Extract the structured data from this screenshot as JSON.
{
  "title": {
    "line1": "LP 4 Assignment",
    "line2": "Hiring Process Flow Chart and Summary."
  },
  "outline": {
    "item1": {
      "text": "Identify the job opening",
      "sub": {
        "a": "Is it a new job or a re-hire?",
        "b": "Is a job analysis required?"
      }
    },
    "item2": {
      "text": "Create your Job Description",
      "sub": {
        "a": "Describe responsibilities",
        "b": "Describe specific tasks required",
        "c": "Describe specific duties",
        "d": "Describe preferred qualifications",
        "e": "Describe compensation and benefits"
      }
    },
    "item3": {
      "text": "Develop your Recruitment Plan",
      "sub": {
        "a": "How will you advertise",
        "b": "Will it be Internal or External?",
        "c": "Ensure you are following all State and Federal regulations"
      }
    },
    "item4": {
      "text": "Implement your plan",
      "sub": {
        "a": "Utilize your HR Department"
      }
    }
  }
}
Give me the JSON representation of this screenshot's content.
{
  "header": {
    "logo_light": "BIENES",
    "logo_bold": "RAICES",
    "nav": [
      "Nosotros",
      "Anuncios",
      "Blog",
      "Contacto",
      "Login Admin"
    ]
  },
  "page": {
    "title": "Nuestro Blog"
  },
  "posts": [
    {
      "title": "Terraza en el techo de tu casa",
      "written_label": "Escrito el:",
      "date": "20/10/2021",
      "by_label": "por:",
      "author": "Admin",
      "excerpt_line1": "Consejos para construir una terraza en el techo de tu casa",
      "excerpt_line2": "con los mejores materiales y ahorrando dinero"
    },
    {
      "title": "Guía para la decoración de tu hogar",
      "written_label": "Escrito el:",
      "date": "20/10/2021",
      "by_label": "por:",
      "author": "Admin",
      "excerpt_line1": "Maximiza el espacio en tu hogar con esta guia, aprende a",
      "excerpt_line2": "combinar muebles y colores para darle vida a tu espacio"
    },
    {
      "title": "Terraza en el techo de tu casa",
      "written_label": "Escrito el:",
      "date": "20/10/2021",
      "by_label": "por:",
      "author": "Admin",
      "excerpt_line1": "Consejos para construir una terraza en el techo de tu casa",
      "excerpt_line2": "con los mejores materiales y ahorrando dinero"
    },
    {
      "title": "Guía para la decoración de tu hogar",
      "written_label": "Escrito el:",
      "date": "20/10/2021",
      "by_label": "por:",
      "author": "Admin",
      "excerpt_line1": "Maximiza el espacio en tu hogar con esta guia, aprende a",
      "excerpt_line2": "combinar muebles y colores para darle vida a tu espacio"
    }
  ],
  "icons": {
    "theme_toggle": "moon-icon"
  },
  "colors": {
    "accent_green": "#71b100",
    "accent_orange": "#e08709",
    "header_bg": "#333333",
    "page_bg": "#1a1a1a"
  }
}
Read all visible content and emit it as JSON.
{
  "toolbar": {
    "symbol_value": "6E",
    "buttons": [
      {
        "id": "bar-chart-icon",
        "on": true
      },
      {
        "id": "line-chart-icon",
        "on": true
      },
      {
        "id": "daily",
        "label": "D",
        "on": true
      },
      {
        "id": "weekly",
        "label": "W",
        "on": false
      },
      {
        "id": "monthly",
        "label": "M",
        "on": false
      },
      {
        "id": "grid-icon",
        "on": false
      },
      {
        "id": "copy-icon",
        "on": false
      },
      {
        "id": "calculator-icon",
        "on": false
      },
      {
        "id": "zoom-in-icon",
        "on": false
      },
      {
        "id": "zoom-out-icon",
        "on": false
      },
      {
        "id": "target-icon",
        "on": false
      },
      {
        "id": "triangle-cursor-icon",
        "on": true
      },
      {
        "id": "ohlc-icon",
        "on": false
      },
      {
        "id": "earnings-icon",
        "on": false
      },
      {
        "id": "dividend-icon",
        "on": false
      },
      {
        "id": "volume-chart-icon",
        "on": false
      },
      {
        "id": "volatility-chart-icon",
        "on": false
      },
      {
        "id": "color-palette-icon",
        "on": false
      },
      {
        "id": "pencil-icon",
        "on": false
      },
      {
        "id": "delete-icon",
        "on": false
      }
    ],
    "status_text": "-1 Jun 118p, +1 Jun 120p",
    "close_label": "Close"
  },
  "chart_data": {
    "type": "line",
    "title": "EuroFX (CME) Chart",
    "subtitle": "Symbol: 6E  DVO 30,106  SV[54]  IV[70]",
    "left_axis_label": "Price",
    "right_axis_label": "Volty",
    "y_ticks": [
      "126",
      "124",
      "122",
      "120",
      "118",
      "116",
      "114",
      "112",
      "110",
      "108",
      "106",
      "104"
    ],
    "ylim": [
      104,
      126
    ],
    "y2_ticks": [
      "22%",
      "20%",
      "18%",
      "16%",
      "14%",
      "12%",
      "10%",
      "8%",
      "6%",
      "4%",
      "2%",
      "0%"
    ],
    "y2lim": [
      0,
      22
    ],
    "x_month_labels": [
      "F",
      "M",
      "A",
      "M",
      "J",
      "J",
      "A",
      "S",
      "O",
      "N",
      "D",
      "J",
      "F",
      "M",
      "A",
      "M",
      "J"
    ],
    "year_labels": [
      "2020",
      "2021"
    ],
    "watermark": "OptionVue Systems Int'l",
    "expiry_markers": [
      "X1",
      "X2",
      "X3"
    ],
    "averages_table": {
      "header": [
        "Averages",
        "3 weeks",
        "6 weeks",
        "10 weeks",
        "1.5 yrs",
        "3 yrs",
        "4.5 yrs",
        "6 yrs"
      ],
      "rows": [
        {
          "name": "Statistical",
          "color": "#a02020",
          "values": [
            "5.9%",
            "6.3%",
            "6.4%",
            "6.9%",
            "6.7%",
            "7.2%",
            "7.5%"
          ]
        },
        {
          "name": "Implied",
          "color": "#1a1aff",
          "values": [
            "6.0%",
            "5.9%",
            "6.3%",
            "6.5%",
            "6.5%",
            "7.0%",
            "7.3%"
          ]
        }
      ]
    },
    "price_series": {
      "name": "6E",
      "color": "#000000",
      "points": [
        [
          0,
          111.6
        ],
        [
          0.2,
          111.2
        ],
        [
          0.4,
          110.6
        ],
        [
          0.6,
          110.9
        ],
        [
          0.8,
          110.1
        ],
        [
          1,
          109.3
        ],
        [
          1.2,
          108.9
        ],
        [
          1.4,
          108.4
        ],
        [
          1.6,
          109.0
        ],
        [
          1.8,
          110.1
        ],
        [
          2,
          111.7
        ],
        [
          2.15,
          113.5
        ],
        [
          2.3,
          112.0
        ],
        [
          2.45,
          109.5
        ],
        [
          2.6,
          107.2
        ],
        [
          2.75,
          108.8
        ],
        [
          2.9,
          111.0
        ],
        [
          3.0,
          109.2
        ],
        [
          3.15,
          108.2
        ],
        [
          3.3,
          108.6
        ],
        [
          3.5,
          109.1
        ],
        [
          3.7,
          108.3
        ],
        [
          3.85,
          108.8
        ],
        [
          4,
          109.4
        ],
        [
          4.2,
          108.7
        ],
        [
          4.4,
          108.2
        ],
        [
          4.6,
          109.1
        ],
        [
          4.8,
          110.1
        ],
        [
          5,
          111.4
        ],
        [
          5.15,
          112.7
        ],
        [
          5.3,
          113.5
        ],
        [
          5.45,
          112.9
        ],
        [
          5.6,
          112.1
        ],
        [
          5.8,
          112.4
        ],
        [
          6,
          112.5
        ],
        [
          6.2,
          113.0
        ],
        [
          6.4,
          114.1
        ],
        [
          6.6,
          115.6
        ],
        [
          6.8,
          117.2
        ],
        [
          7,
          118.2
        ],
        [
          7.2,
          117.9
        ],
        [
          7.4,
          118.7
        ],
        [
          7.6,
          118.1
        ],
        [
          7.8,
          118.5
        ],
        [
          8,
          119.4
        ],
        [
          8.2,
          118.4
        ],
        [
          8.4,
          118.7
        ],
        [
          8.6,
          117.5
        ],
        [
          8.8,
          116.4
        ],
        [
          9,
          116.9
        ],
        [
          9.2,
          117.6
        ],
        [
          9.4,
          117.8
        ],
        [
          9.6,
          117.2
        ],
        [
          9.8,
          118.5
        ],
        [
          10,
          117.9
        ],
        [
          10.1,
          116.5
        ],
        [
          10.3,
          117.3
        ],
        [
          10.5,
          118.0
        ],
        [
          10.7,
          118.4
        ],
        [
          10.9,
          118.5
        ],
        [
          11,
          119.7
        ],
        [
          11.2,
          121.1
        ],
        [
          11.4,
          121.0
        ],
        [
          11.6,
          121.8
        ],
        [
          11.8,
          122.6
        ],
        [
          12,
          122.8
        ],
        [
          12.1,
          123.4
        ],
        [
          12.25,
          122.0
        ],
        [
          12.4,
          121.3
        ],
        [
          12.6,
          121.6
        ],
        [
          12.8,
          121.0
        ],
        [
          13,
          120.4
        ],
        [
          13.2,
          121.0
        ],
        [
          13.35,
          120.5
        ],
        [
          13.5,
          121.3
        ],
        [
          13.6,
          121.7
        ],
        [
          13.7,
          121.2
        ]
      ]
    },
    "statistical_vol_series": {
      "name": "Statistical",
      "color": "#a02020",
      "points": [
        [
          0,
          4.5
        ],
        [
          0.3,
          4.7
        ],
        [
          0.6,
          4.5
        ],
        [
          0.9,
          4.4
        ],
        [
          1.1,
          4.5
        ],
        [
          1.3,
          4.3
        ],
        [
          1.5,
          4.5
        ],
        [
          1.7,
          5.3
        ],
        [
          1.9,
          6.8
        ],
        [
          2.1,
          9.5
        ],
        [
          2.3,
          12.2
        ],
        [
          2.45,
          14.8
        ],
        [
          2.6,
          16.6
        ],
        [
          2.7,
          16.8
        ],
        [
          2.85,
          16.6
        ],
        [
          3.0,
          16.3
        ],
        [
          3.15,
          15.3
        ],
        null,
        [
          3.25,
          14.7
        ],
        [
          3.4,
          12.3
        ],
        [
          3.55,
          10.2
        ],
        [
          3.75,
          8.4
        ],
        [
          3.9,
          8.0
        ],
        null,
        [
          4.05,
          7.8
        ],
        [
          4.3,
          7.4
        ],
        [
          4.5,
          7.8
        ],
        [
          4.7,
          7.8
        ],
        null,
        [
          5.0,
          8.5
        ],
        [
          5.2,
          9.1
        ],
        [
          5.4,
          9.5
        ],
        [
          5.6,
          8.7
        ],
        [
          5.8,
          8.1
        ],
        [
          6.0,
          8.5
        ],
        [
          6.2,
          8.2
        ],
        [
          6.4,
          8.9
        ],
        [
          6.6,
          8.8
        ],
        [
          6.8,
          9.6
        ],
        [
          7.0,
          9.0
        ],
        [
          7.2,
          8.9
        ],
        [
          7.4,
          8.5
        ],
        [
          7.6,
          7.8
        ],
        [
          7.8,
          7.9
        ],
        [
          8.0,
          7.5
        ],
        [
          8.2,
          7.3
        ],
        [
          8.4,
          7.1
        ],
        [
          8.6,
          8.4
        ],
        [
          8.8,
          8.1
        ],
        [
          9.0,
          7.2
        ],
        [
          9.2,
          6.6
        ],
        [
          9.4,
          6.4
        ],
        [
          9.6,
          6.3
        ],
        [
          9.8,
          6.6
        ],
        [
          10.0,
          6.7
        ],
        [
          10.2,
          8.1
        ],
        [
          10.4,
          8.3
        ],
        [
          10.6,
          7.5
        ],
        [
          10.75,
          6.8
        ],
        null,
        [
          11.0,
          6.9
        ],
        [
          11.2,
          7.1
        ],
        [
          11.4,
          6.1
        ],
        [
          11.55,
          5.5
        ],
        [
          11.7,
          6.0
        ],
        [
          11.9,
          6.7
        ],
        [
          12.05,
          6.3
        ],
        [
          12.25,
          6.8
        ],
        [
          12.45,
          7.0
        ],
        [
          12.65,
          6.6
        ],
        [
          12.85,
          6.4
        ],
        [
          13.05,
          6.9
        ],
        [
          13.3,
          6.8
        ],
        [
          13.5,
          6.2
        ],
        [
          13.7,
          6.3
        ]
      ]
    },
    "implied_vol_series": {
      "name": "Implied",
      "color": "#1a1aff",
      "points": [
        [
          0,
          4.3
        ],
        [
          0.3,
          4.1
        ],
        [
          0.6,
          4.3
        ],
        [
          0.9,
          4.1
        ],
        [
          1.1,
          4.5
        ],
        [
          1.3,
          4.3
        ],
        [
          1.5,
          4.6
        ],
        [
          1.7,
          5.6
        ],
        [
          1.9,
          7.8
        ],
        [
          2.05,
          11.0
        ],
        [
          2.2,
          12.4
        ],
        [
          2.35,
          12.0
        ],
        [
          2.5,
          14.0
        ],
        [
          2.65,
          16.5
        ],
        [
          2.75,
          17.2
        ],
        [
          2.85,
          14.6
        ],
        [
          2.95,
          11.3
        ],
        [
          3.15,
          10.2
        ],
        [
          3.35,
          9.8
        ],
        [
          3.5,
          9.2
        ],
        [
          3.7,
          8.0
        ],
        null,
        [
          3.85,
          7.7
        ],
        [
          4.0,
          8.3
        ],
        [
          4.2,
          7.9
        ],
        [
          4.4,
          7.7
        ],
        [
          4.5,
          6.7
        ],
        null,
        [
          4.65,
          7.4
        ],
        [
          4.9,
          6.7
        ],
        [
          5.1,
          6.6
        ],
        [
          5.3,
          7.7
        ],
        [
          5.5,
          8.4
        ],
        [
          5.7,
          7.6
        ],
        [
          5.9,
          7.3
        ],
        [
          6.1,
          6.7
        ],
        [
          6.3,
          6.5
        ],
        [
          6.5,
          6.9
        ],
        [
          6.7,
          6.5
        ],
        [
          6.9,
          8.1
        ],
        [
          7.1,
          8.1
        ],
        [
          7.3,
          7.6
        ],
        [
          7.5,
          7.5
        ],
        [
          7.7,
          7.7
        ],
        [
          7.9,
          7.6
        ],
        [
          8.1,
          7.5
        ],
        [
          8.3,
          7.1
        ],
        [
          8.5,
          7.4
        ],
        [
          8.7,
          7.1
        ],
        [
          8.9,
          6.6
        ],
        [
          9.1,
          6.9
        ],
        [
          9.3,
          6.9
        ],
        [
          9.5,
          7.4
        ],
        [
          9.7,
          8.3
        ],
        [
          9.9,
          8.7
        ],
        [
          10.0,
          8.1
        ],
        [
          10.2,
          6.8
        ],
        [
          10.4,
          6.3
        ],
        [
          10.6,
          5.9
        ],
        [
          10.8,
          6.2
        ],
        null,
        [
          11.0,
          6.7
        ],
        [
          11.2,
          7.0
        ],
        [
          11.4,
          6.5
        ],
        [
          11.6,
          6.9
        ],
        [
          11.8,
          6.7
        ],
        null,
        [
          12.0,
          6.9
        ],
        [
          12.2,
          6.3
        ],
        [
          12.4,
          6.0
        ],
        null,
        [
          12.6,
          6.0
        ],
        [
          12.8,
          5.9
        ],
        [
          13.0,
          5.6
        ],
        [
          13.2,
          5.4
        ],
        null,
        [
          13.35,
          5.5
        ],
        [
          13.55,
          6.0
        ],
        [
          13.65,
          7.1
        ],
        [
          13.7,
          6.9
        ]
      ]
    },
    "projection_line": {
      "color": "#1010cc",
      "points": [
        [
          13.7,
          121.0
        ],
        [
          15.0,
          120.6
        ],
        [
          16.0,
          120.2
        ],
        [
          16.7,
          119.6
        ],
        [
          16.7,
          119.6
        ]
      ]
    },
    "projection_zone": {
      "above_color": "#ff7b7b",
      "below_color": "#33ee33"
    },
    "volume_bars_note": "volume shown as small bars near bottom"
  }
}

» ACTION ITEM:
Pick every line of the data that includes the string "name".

» TASK ANSWER:
          "name": "Statistical",
          "name": "Implied",
      "name": "6E",
      "name": "Statistical",
      "name": "Implied",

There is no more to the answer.